*YOUR GOAL*
From the first line to the last, reproduce the records exactly.
═══ DATA RECORDS ═══
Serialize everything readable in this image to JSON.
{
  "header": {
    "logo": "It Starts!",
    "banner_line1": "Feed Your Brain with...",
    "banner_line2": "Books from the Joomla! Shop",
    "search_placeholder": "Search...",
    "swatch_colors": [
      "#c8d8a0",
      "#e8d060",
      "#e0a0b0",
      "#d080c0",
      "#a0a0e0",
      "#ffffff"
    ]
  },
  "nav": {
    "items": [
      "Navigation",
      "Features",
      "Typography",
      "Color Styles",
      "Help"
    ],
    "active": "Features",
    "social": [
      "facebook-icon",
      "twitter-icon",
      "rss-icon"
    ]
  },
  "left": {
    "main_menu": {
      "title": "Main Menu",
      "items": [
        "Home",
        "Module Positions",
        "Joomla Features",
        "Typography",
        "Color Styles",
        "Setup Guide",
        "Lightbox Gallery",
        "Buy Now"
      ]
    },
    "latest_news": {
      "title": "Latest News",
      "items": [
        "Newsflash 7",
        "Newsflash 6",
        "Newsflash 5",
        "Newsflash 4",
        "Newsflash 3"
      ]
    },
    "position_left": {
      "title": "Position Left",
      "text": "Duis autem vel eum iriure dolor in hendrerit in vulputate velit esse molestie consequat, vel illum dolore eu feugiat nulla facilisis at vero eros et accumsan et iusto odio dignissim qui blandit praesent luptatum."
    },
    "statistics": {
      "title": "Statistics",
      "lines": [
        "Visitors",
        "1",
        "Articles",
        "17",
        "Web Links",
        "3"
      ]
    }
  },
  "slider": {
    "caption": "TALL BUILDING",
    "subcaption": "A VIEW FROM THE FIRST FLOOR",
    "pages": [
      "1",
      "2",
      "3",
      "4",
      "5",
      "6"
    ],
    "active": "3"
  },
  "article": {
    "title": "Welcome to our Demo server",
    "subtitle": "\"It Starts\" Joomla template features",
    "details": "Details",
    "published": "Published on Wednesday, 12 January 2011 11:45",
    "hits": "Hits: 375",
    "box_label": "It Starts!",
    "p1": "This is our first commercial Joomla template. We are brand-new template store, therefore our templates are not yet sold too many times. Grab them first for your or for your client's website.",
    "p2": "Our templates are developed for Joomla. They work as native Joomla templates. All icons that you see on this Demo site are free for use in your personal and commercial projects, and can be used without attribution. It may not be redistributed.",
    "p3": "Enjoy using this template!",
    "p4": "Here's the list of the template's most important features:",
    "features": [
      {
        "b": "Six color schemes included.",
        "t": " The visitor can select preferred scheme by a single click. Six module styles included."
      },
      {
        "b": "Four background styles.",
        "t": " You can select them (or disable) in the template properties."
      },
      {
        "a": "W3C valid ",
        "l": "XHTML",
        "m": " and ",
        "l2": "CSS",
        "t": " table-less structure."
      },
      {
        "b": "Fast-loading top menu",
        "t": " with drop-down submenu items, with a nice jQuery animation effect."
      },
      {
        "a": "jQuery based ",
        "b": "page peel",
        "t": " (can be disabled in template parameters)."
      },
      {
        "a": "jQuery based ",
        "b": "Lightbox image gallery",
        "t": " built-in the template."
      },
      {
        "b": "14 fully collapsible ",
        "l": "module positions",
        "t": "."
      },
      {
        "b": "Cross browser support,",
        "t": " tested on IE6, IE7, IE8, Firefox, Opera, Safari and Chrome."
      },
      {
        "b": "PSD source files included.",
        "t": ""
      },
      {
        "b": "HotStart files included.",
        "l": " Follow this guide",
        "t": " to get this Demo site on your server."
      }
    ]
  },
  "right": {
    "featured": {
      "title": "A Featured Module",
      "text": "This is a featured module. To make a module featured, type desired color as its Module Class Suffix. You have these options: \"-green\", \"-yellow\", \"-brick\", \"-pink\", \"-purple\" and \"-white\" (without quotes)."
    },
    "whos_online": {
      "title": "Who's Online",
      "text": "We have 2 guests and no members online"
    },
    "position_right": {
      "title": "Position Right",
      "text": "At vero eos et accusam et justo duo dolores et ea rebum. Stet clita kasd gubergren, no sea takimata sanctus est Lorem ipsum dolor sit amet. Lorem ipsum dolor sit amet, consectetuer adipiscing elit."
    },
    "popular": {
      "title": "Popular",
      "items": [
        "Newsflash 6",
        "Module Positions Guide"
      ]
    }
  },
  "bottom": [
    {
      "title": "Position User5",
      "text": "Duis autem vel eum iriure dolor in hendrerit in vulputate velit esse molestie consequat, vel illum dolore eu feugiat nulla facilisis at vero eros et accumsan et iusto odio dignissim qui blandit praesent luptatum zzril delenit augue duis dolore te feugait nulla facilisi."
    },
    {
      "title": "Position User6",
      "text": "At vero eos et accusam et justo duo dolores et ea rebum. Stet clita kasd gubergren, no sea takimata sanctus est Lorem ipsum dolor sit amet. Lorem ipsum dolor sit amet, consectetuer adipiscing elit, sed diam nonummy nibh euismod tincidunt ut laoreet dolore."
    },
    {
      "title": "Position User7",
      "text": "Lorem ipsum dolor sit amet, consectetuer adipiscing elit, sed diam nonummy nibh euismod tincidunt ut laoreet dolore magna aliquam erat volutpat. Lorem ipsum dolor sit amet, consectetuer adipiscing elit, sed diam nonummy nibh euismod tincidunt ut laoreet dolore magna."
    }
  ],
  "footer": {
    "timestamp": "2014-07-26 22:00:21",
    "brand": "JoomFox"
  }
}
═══
*RESULT*
Serialize everything readable in this image to JSON.
{
  "header": {
    "logo": "It Starts!",
    "banner_line1": "Feed Your Brain with...",
    "banner_line2": "Books from the Joomla! Shop",
    "search_placeholder": "Search...",
    "swatch_colors": [
      "#c8d8a0",
      "#e8d060",
      "#e0a0b0",
      "#d080c0",
      "#a0a0e0",
      "#ffffff"
    ]
  },
  "nav": {
    "items": [
      "Navigation",
      "Features",
      "Typography",
      "Color Styles",
      "Help"
    ],
    "active": "Features",
    "social": [
      "facebook-icon",
      "twitter-icon",
      "rss-icon"
    ]
  },
  "left": {
    "main_menu": {
      "title": "Main Menu",
      "items": [
        "Home",
        "Module Positions",
        "Joomla Features",
        "Typography",
        "Color Styles",
        "Setup Guide",
        "Lightbox Gallery",
        "Buy Now"
      ]
    },
    "latest_news": {
      "title": "Latest News",
      "items": [
        "Newsflash 7",
        "Newsflash 6",
        "Newsflash 5",
        "Newsflash 4",
        "Newsflash 3"
      ]
    },
    "position_left": {
      "title": "Position Left",
      "text": "Duis autem vel eum iriure dolor in hendrerit in vulputate velit esse molestie consequat, vel illum dolore eu feugiat nulla facilisis at vero eros et accumsan et iusto odio dignissim qui blandit praesent luptatum."
    },
    "statistics": {
      "title": "Statistics",
      "lines": [
        "Visitors",
        "1",
        "Articles",
        "17",
        "Web Links",
        "3"
      ]
    }
  },
  "slider": {
    "caption": "TALL BUILDING",
    "subcaption": "A VIEW FROM THE FIRST FLOOR",
    "pages": [
      "1",
      "2",
      "3",
      "4",
      "5",
      "6"
    ],
    "active": "3"
  },
  "article": {
    "title": "Welcome to our Demo server",
    "subtitle": "\"It Starts\" Joomla template features",
    "details": "Details",
    "published": "Published on Wednesday, 12 January 2011 11:45",
    "hits": "Hits: 375",
    "box_label": "It Starts!",
    "p1": "This is our first commercial Joomla template. We are brand-new template store, therefore our templates are not yet sold too many times. Grab them first for your or for your client's website.",
    "p2": "Our templates are developed for Joomla. They work as native Joomla templates. All icons that you see on this Demo site are free for use in your personal and commercial projects, and can be used without attribution. It may not be redistributed.",
    "p3": "Enjoy using this template!",
    "p4": "Here's the list of the template's most important features:",
    "features": [
      {
        "b": "Six color schemes included.",
        "t": " The visitor can select preferred scheme by a single click. Six module styles included."
      },
      {
        "b": "Four background styles.",
        "t": " You can select them (or disable) in the template properties."
      },
      {
        "a": "W3C valid ",
        "l": "XHTML",
        "m": " and ",
        "l2": "CSS",
        "t": " table-less structure."
      },
      {
        "b": "Fast-loading top menu",
        "t": " with drop-down submenu items, with a nice jQuery animation effect."
      },
      {
        "a": "jQuery based ",
        "b": "page peel",
        "t": " (can be disabled in template parameters)."
      },
      {
        "a": "jQuery based ",
        "b": "Lightbox image gallery",
        "t": " built-in the template."
      },
      {
        "b": "14 fully collapsible ",
        "l": "module positions",
        "t": "."
      },
      {
        "b": "Cross browser support,",
        "t": " tested on IE6, IE7, IE8, Firefox, Opera, Safari and Chrome."
      },
      {
        "b": "PSD source files included.",
        "t": ""
      },
      {
        "b": "HotStart files included.",
        "l": " Follow this guide",
        "t": " to get this Demo site on your server."
      }
    ]
  },
  "right": {
    "featured": {
      "title": "A Featured Module",
      "text": "This is a featured module. To make a module featured, type desired color as its Module Class Suffix. You have these options: \"-green\", \"-yellow\", \"-brick\", \"-pink\", \"-purple\" and \"-white\" (without quotes)."
    },
    "whos_online": {
      "title": "Who's Online",
      "text": "We have 2 guests and no members online"
    },
    "position_right": {
      "title": "Position Right",
      "text": "At vero eos et accusam et justo duo dolores et ea rebum. Stet clita kasd gubergren, no sea takimata sanctus est Lorem ipsum dolor sit amet. Lorem ipsum dolor sit amet, consectetuer adipiscing elit."
    },
    "popular": {
      "title": "Popular",
      "items": [
        "Newsflash 6",
        "Module Positions Guide"
      ]
    }
  },
  "bottom": [
    {
      "title": "Position User5",
      "text": "Duis autem vel eum iriure dolor in hendrerit in vulputate velit esse molestie consequat, vel illum dolore eu feugiat nulla facilisis at vero eros et accumsan et iusto odio dignissim qui blandit praesent luptatum zzril delenit augue duis dolore te feugait nulla facilisi."
    },
    {
      "title": "Position User6",
      "text": "At vero eos et accusam et justo duo dolores et ea rebum. Stet clita kasd gubergren, no sea takimata sanctus est Lorem ipsum dolor sit amet. Lorem ipsum dolor sit amet, consectetuer adipiscing elit, sed diam nonummy nibh euismod tincidunt ut laoreet dolore."
    },
    {
      "title": "Position User7",
      "text": "Lorem ipsum dolor sit amet, consectetuer adipiscing elit, sed diam nonummy nibh euismod tincidunt ut laoreet dolore magna aliquam erat volutpat. Lorem ipsum dolor sit amet, consectetuer adipiscing elit, sed diam nonummy nibh euismod tincidunt ut laoreet dolore magna."
    }
  ],
  "footer": {
    "timestamp": "2014-07-26 22:00:21",
    "brand": "JoomFox"
  }
}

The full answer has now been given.